[Opening Records shown section]
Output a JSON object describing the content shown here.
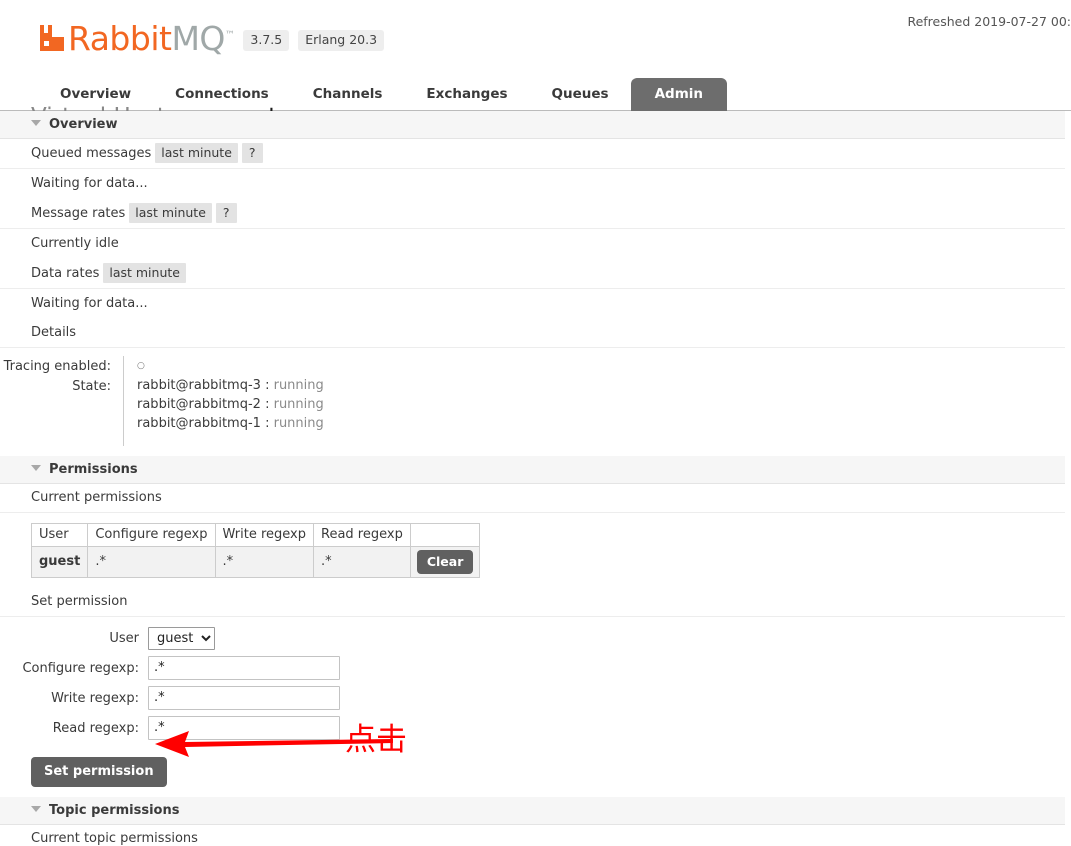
{
  "header": {
    "refreshed": "Refreshed 2019-07-27 00:",
    "logo_rabbit": "Rabbit",
    "logo_mq": "MQ",
    "logo_tm": "™",
    "version": "3.7.5",
    "erlang": "Erlang 20.3"
  },
  "nav": {
    "items": [
      {
        "label": "Overview",
        "active": false
      },
      {
        "label": "Connections",
        "active": false
      },
      {
        "label": "Channels",
        "active": false
      },
      {
        "label": "Exchanges",
        "active": false
      },
      {
        "label": "Queues",
        "active": false
      },
      {
        "label": "Admin",
        "active": true
      }
    ]
  },
  "page": {
    "title_prefix": "Virtual Host:",
    "title_name": "coresystem"
  },
  "overview": {
    "section_label": "Overview",
    "queued_messages_label": "Queued messages",
    "queued_messages_period": "last minute",
    "queued_messages_help": "?",
    "queued_messages_status": "Waiting for data...",
    "message_rates_label": "Message rates",
    "message_rates_period": "last minute",
    "message_rates_help": "?",
    "message_rates_status": "Currently idle",
    "data_rates_label": "Data rates",
    "data_rates_period": "last minute",
    "data_rates_status": "Waiting for data...",
    "details_label": "Details",
    "tracing_key": "Tracing enabled:",
    "tracing_value": "○",
    "state_key": "State:",
    "state_nodes": [
      {
        "node": "rabbit@rabbitmq-3",
        "sep": " : ",
        "status": "running"
      },
      {
        "node": "rabbit@rabbitmq-2",
        "sep": " : ",
        "status": "running"
      },
      {
        "node": "rabbit@rabbitmq-1",
        "sep": " : ",
        "status": "running"
      }
    ]
  },
  "permissions": {
    "section_label": "Permissions",
    "current_label": "Current permissions",
    "columns": [
      "User",
      "Configure regexp",
      "Write regexp",
      "Read regexp",
      ""
    ],
    "rows": [
      {
        "user": "guest",
        "configure": ".*",
        "write": ".*",
        "read": ".*",
        "action": "Clear"
      }
    ],
    "set_label": "Set permission",
    "form": {
      "user_label": "User",
      "user_value": "guest",
      "user_options": [
        "guest"
      ],
      "configure_label": "Configure regexp:",
      "configure_value": ".*",
      "write_label": "Write regexp:",
      "write_value": ".*",
      "read_label": "Read regexp:",
      "read_value": ".*",
      "submit_label": "Set permission"
    }
  },
  "topic_permissions": {
    "section_label": "Topic permissions",
    "current_label": "Current topic permissions"
  },
  "annotation": {
    "text": "点击",
    "color": "#ff0000"
  }
}
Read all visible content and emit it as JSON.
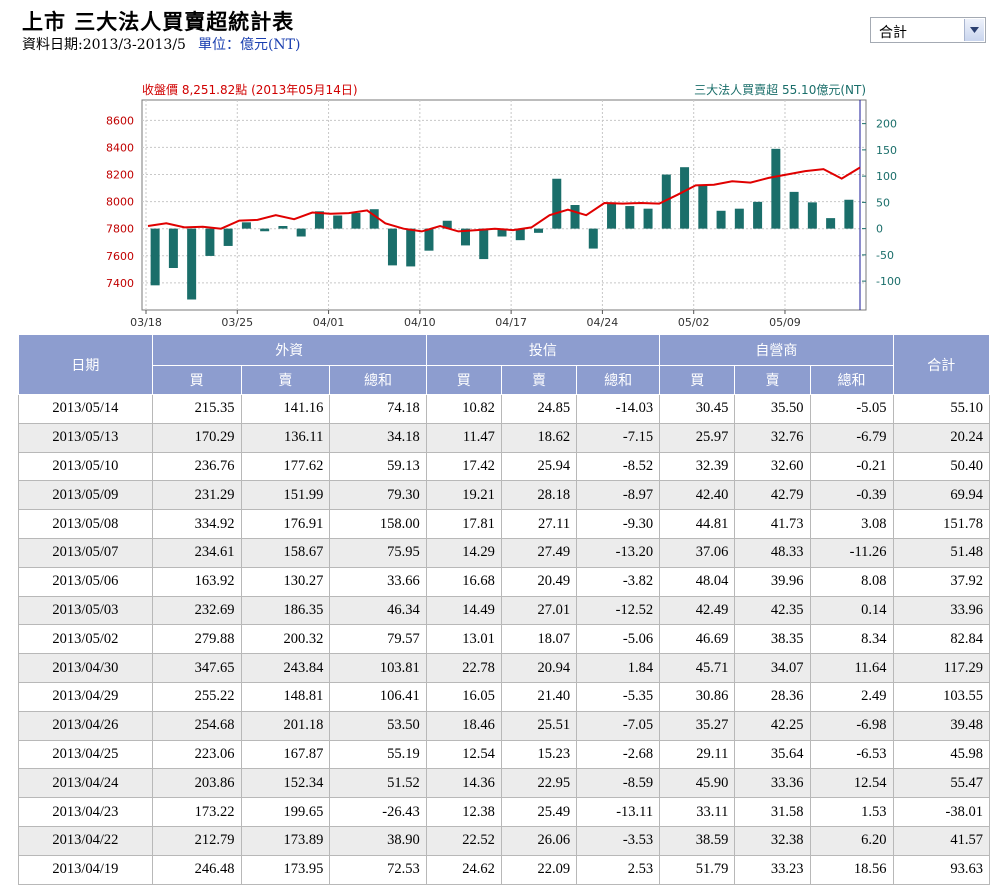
{
  "page": {
    "title": "上市 三大法人買賣超統計表",
    "date_range": "資料日期:2013/3-2013/5",
    "unit": "單位：億元(NT)"
  },
  "selector": {
    "value": "合計"
  },
  "chart_labels": {
    "left_title": "收盤價 8,251.82點 (2013年05月14日)",
    "right_title": "三大法人買賣超 55.10億元(NT)"
  },
  "chart_data": {
    "type": "bar+line",
    "x_tick_labels": [
      "03/18",
      "03/25",
      "04/01",
      "04/10",
      "04/17",
      "04/24",
      "05/02",
      "05/09"
    ],
    "left_axis": {
      "ticks": [
        7400,
        7600,
        7800,
        8000,
        8200,
        8400,
        8600
      ],
      "range": [
        7200,
        8750
      ]
    },
    "right_axis": {
      "ticks": [
        -100,
        -50,
        0,
        50,
        100,
        150,
        200
      ],
      "range": [
        -155,
        245
      ]
    },
    "bars": [
      -108,
      -75,
      -135,
      -52,
      -33,
      12,
      -5,
      5,
      -15,
      33,
      25,
      30,
      37,
      -70,
      -72,
      -42,
      15,
      -32,
      -58,
      -15,
      -22,
      -8,
      95,
      45,
      -38,
      50,
      43,
      38,
      103,
      117,
      83,
      34,
      38,
      51,
      152,
      70,
      50,
      20,
      55
    ],
    "line": [
      7820,
      7840,
      7810,
      7815,
      7800,
      7860,
      7865,
      7900,
      7870,
      7920,
      7910,
      7915,
      7935,
      7840,
      7800,
      7780,
      7820,
      7780,
      7790,
      7800,
      7790,
      7810,
      7900,
      7940,
      7900,
      7990,
      7985,
      7990,
      7985,
      8050,
      8120,
      8125,
      8150,
      8140,
      8175,
      8200,
      8225,
      8240,
      8170,
      8251.82
    ],
    "series": [
      {
        "name": "收盤價",
        "type": "line",
        "color": "#e00000"
      },
      {
        "name": "三大法人買賣超",
        "type": "bar",
        "color": "#1a6e6a"
      }
    ]
  },
  "table": {
    "headers": {
      "date": "日期",
      "groups": [
        "外資",
        "投信",
        "自營商"
      ],
      "sub": [
        "買",
        "賣",
        "總和"
      ],
      "total": "合計"
    },
    "rows": [
      [
        "2013/05/14",
        "215.35",
        "141.16",
        "74.18",
        "10.82",
        "24.85",
        "-14.03",
        "30.45",
        "35.50",
        "-5.05",
        "55.10"
      ],
      [
        "2013/05/13",
        "170.29",
        "136.11",
        "34.18",
        "11.47",
        "18.62",
        "-7.15",
        "25.97",
        "32.76",
        "-6.79",
        "20.24"
      ],
      [
        "2013/05/10",
        "236.76",
        "177.62",
        "59.13",
        "17.42",
        "25.94",
        "-8.52",
        "32.39",
        "32.60",
        "-0.21",
        "50.40"
      ],
      [
        "2013/05/09",
        "231.29",
        "151.99",
        "79.30",
        "19.21",
        "28.18",
        "-8.97",
        "42.40",
        "42.79",
        "-0.39",
        "69.94"
      ],
      [
        "2013/05/08",
        "334.92",
        "176.91",
        "158.00",
        "17.81",
        "27.11",
        "-9.30",
        "44.81",
        "41.73",
        "3.08",
        "151.78"
      ],
      [
        "2013/05/07",
        "234.61",
        "158.67",
        "75.95",
        "14.29",
        "27.49",
        "-13.20",
        "37.06",
        "48.33",
        "-11.26",
        "51.48"
      ],
      [
        "2013/05/06",
        "163.92",
        "130.27",
        "33.66",
        "16.68",
        "20.49",
        "-3.82",
        "48.04",
        "39.96",
        "8.08",
        "37.92"
      ],
      [
        "2013/05/03",
        "232.69",
        "186.35",
        "46.34",
        "14.49",
        "27.01",
        "-12.52",
        "42.49",
        "42.35",
        "0.14",
        "33.96"
      ],
      [
        "2013/05/02",
        "279.88",
        "200.32",
        "79.57",
        "13.01",
        "18.07",
        "-5.06",
        "46.69",
        "38.35",
        "8.34",
        "82.84"
      ],
      [
        "2013/04/30",
        "347.65",
        "243.84",
        "103.81",
        "22.78",
        "20.94",
        "1.84",
        "45.71",
        "34.07",
        "11.64",
        "117.29"
      ],
      [
        "2013/04/29",
        "255.22",
        "148.81",
        "106.41",
        "16.05",
        "21.40",
        "-5.35",
        "30.86",
        "28.36",
        "2.49",
        "103.55"
      ],
      [
        "2013/04/26",
        "254.68",
        "201.18",
        "53.50",
        "18.46",
        "25.51",
        "-7.05",
        "35.27",
        "42.25",
        "-6.98",
        "39.48"
      ],
      [
        "2013/04/25",
        "223.06",
        "167.87",
        "55.19",
        "12.54",
        "15.23",
        "-2.68",
        "29.11",
        "35.64",
        "-6.53",
        "45.98"
      ],
      [
        "2013/04/24",
        "203.86",
        "152.34",
        "51.52",
        "14.36",
        "22.95",
        "-8.59",
        "45.90",
        "33.36",
        "12.54",
        "55.47"
      ],
      [
        "2013/04/23",
        "173.22",
        "199.65",
        "-26.43",
        "12.38",
        "25.49",
        "-13.11",
        "33.11",
        "31.58",
        "1.53",
        "-38.01"
      ],
      [
        "2013/04/22",
        "212.79",
        "173.89",
        "38.90",
        "22.52",
        "26.06",
        "-3.53",
        "38.59",
        "32.38",
        "6.20",
        "41.57"
      ],
      [
        "2013/04/19",
        "246.48",
        "173.95",
        "72.53",
        "24.62",
        "22.09",
        "2.53",
        "51.79",
        "33.23",
        "18.56",
        "93.63"
      ]
    ]
  }
}
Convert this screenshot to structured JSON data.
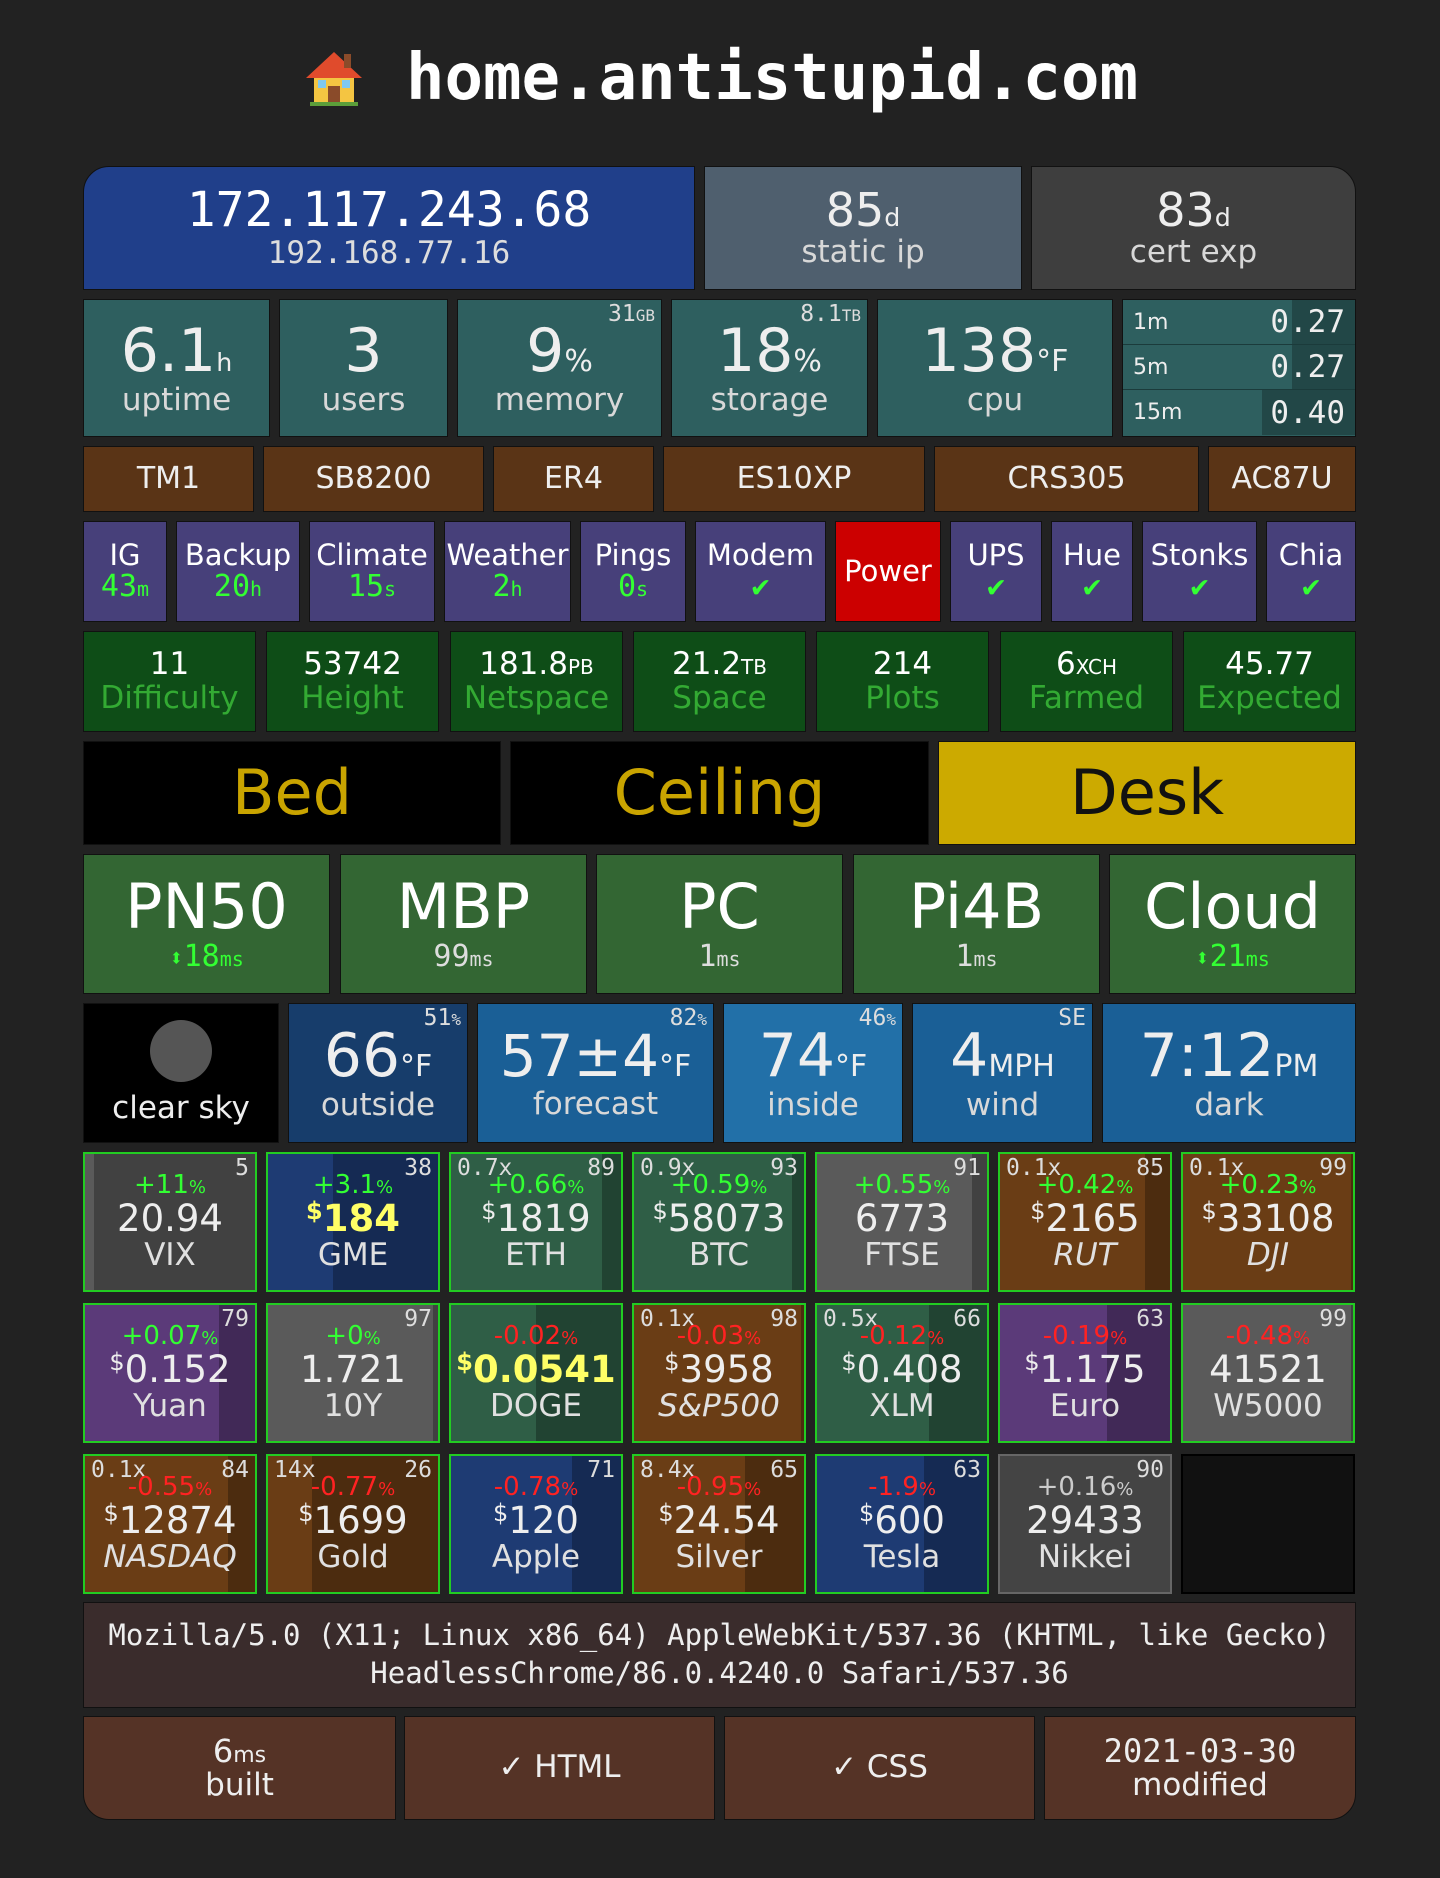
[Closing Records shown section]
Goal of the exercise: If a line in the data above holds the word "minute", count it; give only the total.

Written solution: 3